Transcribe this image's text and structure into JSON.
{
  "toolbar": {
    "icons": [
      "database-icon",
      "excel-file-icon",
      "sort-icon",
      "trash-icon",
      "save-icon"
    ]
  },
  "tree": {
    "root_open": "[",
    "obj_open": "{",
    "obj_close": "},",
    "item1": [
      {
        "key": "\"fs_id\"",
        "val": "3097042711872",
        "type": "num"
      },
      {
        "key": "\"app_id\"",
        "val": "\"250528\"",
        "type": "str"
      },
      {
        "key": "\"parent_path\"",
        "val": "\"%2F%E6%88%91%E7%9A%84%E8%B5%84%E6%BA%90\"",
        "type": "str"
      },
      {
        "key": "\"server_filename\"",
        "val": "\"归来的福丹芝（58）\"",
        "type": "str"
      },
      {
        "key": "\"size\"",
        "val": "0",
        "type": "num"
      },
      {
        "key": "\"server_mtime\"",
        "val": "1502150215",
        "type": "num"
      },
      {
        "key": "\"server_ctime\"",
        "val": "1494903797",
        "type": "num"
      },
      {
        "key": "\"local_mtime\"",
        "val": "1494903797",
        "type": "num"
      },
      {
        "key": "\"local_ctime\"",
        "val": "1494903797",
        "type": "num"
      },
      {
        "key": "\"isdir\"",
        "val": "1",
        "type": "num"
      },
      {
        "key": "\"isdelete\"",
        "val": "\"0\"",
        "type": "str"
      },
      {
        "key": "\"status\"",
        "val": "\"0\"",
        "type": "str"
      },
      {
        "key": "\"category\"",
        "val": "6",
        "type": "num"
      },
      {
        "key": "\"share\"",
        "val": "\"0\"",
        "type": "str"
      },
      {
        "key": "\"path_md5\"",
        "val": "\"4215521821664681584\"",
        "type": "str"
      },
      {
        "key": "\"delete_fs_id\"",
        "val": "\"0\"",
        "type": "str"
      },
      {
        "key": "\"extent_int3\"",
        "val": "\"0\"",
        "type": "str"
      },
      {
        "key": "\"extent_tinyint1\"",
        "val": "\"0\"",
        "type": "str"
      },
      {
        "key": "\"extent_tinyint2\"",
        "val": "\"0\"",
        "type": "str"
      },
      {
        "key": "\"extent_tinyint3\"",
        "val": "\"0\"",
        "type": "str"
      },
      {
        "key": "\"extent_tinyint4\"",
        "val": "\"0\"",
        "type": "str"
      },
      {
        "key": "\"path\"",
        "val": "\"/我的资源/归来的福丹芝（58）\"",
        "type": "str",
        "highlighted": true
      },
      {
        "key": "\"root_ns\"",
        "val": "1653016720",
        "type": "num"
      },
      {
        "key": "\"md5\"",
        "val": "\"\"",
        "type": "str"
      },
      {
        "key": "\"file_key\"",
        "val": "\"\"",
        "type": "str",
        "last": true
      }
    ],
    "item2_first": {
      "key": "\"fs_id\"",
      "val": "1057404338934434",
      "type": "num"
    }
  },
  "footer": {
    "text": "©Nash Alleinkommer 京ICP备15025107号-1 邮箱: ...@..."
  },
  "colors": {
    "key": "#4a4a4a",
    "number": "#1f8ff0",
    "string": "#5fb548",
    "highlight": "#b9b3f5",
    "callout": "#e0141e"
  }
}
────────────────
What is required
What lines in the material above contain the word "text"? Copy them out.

Result for this task
Transcribe this image's text and structure into JSON.
    "text": "©Nash Alleinkommer 京ICP备15025107号-1 邮箱: ...@..."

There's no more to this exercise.